--- EXERCISE INPUTS ---
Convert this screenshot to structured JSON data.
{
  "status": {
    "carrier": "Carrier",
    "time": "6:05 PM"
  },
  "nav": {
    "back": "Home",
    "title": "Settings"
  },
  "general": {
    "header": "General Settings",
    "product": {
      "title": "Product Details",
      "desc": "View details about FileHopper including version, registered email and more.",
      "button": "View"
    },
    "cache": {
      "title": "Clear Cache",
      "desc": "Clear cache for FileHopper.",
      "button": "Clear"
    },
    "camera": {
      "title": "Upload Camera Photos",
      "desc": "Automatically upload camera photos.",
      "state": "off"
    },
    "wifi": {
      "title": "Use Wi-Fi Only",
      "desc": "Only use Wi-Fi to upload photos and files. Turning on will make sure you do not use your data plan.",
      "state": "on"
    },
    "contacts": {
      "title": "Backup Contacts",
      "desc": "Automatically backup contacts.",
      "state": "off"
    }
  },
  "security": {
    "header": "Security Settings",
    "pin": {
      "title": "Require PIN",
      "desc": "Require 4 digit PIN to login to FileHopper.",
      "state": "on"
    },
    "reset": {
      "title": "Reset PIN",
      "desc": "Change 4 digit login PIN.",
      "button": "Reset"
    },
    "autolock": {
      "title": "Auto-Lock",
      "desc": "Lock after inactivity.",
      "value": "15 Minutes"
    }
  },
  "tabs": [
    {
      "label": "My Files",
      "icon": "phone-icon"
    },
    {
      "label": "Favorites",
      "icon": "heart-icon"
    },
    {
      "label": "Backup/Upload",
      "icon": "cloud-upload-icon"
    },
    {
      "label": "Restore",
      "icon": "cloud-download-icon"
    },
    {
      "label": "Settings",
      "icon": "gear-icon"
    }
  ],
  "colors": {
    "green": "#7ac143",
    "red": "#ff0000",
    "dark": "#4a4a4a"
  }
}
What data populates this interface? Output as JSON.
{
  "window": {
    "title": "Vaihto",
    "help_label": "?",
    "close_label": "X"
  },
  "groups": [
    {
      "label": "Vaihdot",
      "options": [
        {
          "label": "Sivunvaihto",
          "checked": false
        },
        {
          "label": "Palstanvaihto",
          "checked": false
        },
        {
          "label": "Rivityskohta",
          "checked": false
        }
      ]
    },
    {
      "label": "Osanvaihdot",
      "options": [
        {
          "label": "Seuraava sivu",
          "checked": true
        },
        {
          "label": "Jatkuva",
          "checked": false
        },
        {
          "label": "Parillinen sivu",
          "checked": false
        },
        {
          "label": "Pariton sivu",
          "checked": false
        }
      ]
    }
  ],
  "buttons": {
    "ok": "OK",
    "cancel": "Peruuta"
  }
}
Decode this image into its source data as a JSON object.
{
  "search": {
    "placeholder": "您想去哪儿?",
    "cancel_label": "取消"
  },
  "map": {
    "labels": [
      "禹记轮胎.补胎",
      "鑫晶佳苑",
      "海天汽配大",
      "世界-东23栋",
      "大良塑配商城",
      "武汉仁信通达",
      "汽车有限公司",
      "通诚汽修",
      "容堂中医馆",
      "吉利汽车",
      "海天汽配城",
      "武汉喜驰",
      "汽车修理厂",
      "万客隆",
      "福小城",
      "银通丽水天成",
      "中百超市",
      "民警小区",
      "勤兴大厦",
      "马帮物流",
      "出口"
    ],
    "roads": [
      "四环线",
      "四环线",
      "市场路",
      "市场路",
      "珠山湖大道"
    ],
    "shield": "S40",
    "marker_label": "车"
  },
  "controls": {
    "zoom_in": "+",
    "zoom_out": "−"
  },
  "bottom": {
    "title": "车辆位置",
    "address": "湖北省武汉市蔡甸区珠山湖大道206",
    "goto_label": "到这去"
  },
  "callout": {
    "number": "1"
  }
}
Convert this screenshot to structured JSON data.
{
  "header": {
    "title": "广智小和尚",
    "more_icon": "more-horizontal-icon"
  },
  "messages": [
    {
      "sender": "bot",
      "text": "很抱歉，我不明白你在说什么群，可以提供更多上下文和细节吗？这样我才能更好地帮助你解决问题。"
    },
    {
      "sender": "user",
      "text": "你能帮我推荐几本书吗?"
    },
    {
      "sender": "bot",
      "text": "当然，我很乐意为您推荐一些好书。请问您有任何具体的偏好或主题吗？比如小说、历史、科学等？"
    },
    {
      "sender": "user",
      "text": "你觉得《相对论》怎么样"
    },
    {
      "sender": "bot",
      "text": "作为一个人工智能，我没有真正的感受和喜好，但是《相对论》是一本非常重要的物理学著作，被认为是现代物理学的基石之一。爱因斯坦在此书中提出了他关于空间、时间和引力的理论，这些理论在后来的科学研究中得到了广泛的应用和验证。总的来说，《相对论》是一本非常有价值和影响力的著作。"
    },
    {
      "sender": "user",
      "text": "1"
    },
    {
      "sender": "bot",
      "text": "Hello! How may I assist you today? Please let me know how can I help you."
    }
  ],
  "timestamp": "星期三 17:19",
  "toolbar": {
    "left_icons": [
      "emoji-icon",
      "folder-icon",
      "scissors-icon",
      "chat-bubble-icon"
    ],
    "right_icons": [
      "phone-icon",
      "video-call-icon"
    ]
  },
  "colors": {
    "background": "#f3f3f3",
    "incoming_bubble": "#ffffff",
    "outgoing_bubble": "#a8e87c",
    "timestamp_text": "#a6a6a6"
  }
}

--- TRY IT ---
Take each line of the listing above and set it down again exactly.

--- OUTPUT OF THE TASK ---
Convert this screenshot to structured JSON data.
{
  "status": {
    "carrier": "Carrier",
    "time": "6:05 PM"
  },
  "nav": {
    "back": "Home",
    "title": "Settings"
  },
  "general": {
    "header": "General Settings",
    "product": {
      "title": "Product Details",
      "desc": "View details about FileHopper including version, registered email and more.",
      "button": "View"
    },
    "cache": {
      "title": "Clear Cache",
      "desc": "Clear cache for FileHopper.",
      "button": "Clear"
    },
    "camera": {
      "title": "Upload Camera Photos",
      "desc": "Automatically upload camera photos.",
      "state": "off"
    },
    "wifi": {
      "title": "Use Wi-Fi Only",
      "desc": "Only use Wi-Fi to upload photos and files. Turning on will make sure you do not use your data plan.",
      "state": "on"
    },
    "contacts": {
      "title": "Backup Contacts",
      "desc": "Automatically backup contacts.",
      "state": "off"
    }
  },
  "security": {
    "header": "Security Settings",
    "pin": {
      "title": "Require PIN",
      "desc": "Require 4 digit PIN to login to FileHopper.",
      "state": "on"
    },
    "reset": {
      "title": "Reset PIN",
      "desc": "Change 4 digit login PIN.",
      "button": "Reset"
    },
    "autolock": {
      "title": "Auto-Lock",
      "desc": "Lock after inactivity.",
      "value": "15 Minutes"
    }
  },
  "tabs": [
    {
      "label": "My Files",
      "icon": "phone-icon"
    },
    {
      "label": "Favorites",
      "icon": "heart-icon"
    },
    {
      "label": "Backup/Upload",
      "icon": "cloud-upload-icon"
    },
    {
      "label": "Restore",
      "icon": "cloud-download-icon"
    },
    {
      "label": "Settings",
      "icon": "gear-icon"
    }
  ],
  "colors": {
    "green": "#7ac143",
    "red": "#ff0000",
    "dark": "#4a4a4a"
  }
}
What data populates this interface? Output as JSON.
{
  "window": {
    "title": "Vaihto",
    "help_label": "?",
    "close_label": "X"
  },
  "groups": [
    {
      "label": "Vaihdot",
      "options": [
        {
          "label": "Sivunvaihto",
          "checked": false
        },
        {
          "label": "Palstanvaihto",
          "checked": false
        },
        {
          "label": "Rivityskohta",
          "checked": false
        }
      ]
    },
    {
      "label": "Osanvaihdot",
      "options": [
        {
          "label": "Seuraava sivu",
          "checked": true
        },
        {
          "label": "Jatkuva",
          "checked": false
        },
        {
          "label": "Parillinen sivu",
          "checked": false
        },
        {
          "label": "Pariton sivu",
          "checked": false
        }
      ]
    }
  ],
  "buttons": {
    "ok": "OK",
    "cancel": "Peruuta"
  }
}
Decode this image into its source data as a JSON object.
{
  "search": {
    "placeholder": "您想去哪儿?",
    "cancel_label": "取消"
  },
  "map": {
    "labels": [
      "禹记轮胎.补胎",
      "鑫晶佳苑",
      "海天汽配大",
      "世界-东23栋",
      "大良塑配商城",
      "武汉仁信通达",
      "汽车有限公司",
      "通诚汽修",
      "容堂中医馆",
      "吉利汽车",
      "海天汽配城",
      "武汉喜驰",
      "汽车修理厂",
      "万客隆",
      "福小城",
      "银通丽水天成",
      "中百超市",
      "民警小区",
      "勤兴大厦",
      "马帮物流",
      "出口"
    ],
    "roads": [
      "四环线",
      "四环线",
      "市场路",
      "市场路",
      "珠山湖大道"
    ],
    "shield": "S40",
    "marker_label": "车"
  },
  "controls": {
    "zoom_in": "+",
    "zoom_out": "−"
  },
  "bottom": {
    "title": "车辆位置",
    "address": "湖北省武汉市蔡甸区珠山湖大道206",
    "goto_label": "到这去"
  },
  "callout": {
    "number": "1"
  }
}
Convert this screenshot to structured JSON data.
{
  "header": {
    "title": "广智小和尚",
    "more_icon": "more-horizontal-icon"
  },
  "messages": [
    {
      "sender": "bot",
      "text": "很抱歉，我不明白你在说什么群，可以提供更多上下文和细节吗？这样我才能更好地帮助你解决问题。"
    },
    {
      "sender": "user",
      "text": "你能帮我推荐几本书吗?"
    },
    {
      "sender": "bot",
      "text": "当然，我很乐意为您推荐一些好书。请问您有任何具体的偏好或主题吗？比如小说、历史、科学等？"
    },
    {
      "sender": "user",
      "text": "你觉得《相对论》怎么样"
    },
    {
      "sender": "bot",
      "text": "作为一个人工智能，我没有真正的感受和喜好，但是《相对论》是一本非常重要的物理学著作，被认为是现代物理学的基石之一。爱因斯坦在此书中提出了他关于空间、时间和引力的理论，这些理论在后来的科学研究中得到了广泛的应用和验证。总的来说，《相对论》是一本非常有价值和影响力的著作。"
    },
    {
      "sender": "user",
      "text": "1"
    },
    {
      "sender": "bot",
      "text": "Hello! How may I assist you today? Please let me know how can I help you."
    }
  ],
  "timestamp": "星期三 17:19",
  "toolbar": {
    "left_icons": [
      "emoji-icon",
      "folder-icon",
      "scissors-icon",
      "chat-bubble-icon"
    ],
    "right_icons": [
      "phone-icon",
      "video-call-icon"
    ]
  },
  "colors": {
    "background": "#f3f3f3",
    "incoming_bubble": "#ffffff",
    "outgoing_bubble": "#a8e87c",
    "timestamp_text": "#a6a6a6"
  }
}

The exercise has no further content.